*About this exercise*: Copy the records that follow exactly as written, but not their pictures.

*Source data*:
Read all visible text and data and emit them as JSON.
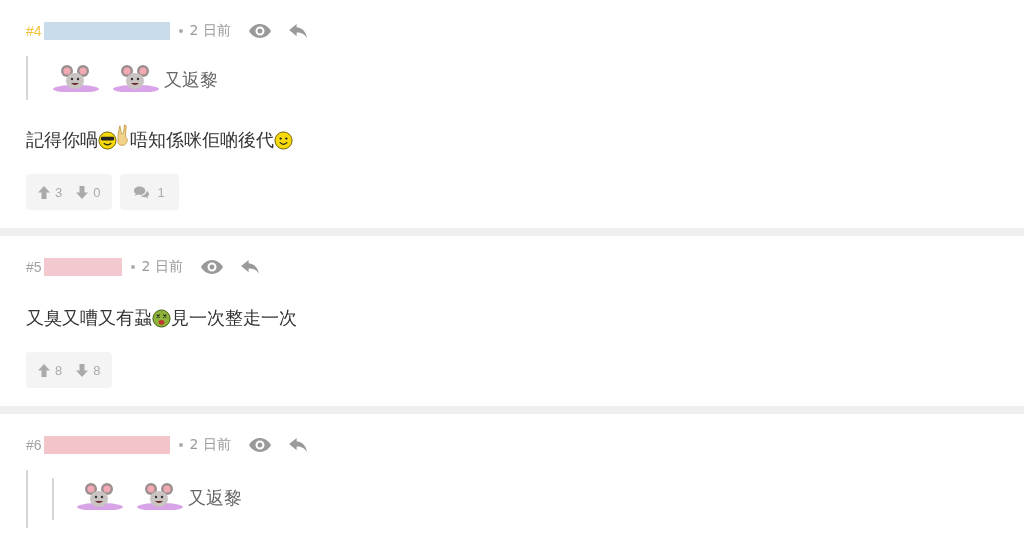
{
  "posts": [
    {
      "number": "#4",
      "highlighted": true,
      "color": "#c9dcec",
      "time": "2 日前",
      "quote": {
        "segments": [
          {
            "kind": "mouse"
          },
          {
            "kind": "mouse"
          },
          {
            "kind": "text",
            "text": "又返黎"
          }
        ]
      },
      "body": [
        {
          "kind": "text",
          "text": "記得你喎"
        },
        {
          "kind": "cool"
        },
        {
          "kind": "rock"
        },
        {
          "kind": "text",
          "text": "唔知係咪佢啲後代"
        },
        {
          "kind": "smile"
        }
      ],
      "votes": {
        "up": "3",
        "down": "0"
      },
      "replies": "1"
    },
    {
      "number": "#5",
      "highlighted": false,
      "color": "#f3c8cf",
      "time": "2 日前",
      "body": [
        {
          "kind": "text",
          "text": "又臭又嘈又有蝨"
        },
        {
          "kind": "sick"
        },
        {
          "kind": "text",
          "text": "見一次整走一次"
        }
      ],
      "votes": {
        "up": "8",
        "down": "8"
      }
    },
    {
      "number": "#6",
      "highlighted": false,
      "color": "#f3c5cb",
      "time": "2 日前",
      "quote": {
        "quote": {
          "segments": [
            {
              "kind": "mouse"
            },
            {
              "kind": "mouse"
            },
            {
              "kind": "text",
              "text": "又返黎"
            }
          ]
        }
      }
    }
  ]
}
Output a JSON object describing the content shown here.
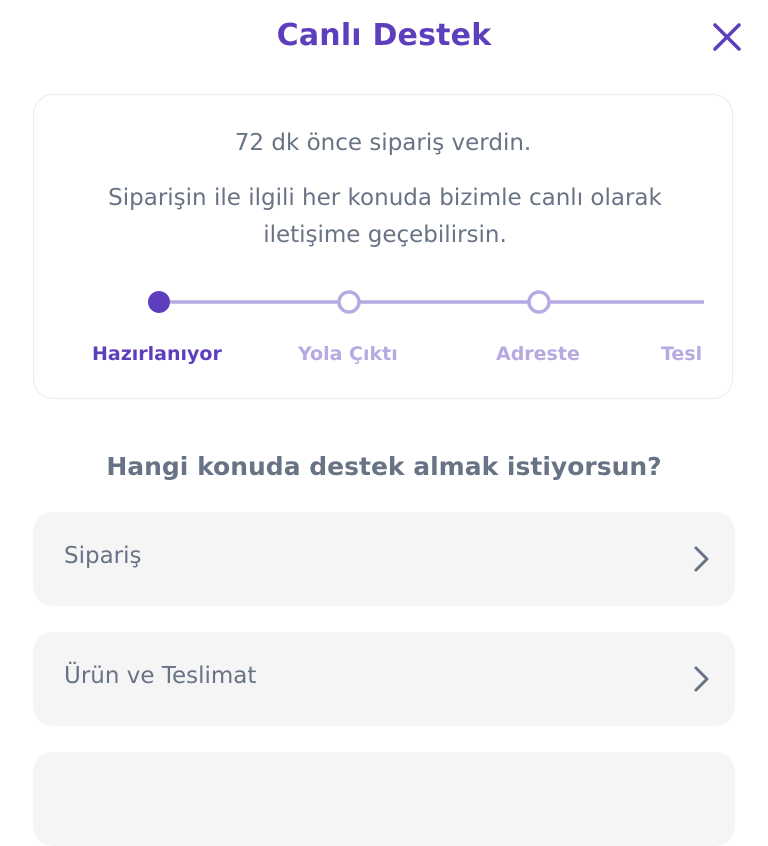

*Finished task*:
Read all visible text and data and emit them as JSON.
{
  "posts": [
    {
      "number": "#4",
      "highlighted": true,
      "color": "#c9dcec",
      "time": "2 日前",
      "quote": {
        "segments": [
          {
            "kind": "mouse"
          },
          {
            "kind": "mouse"
          },
          {
            "kind": "text",
            "text": "又返黎"
          }
        ]
      },
      "body": [
        {
          "kind": "text",
          "text": "記得你喎"
        },
        {
          "kind": "cool"
        },
        {
          "kind": "rock"
        },
        {
          "kind": "text",
          "text": "唔知係咪佢啲後代"
        },
        {
          "kind": "smile"
        }
      ],
      "votes": {
        "up": "3",
        "down": "0"
      },
      "replies": "1"
    },
    {
      "number": "#5",
      "highlighted": false,
      "color": "#f3c8cf",
      "time": "2 日前",
      "body": [
        {
          "kind": "text",
          "text": "又臭又嘈又有蝨"
        },
        {
          "kind": "sick"
        },
        {
          "kind": "text",
          "text": "見一次整走一次"
        }
      ],
      "votes": {
        "up": "8",
        "down": "8"
      }
    },
    {
      "number": "#6",
      "highlighted": false,
      "color": "#f3c5cb",
      "time": "2 日前",
      "quote": {
        "quote": {
          "segments": [
            {
              "kind": "mouse"
            },
            {
              "kind": "mouse"
            },
            {
              "kind": "text",
              "text": "又返黎"
            }
          ]
        }
      }
    }
  ]
}
Output a JSON object describing the content shown here.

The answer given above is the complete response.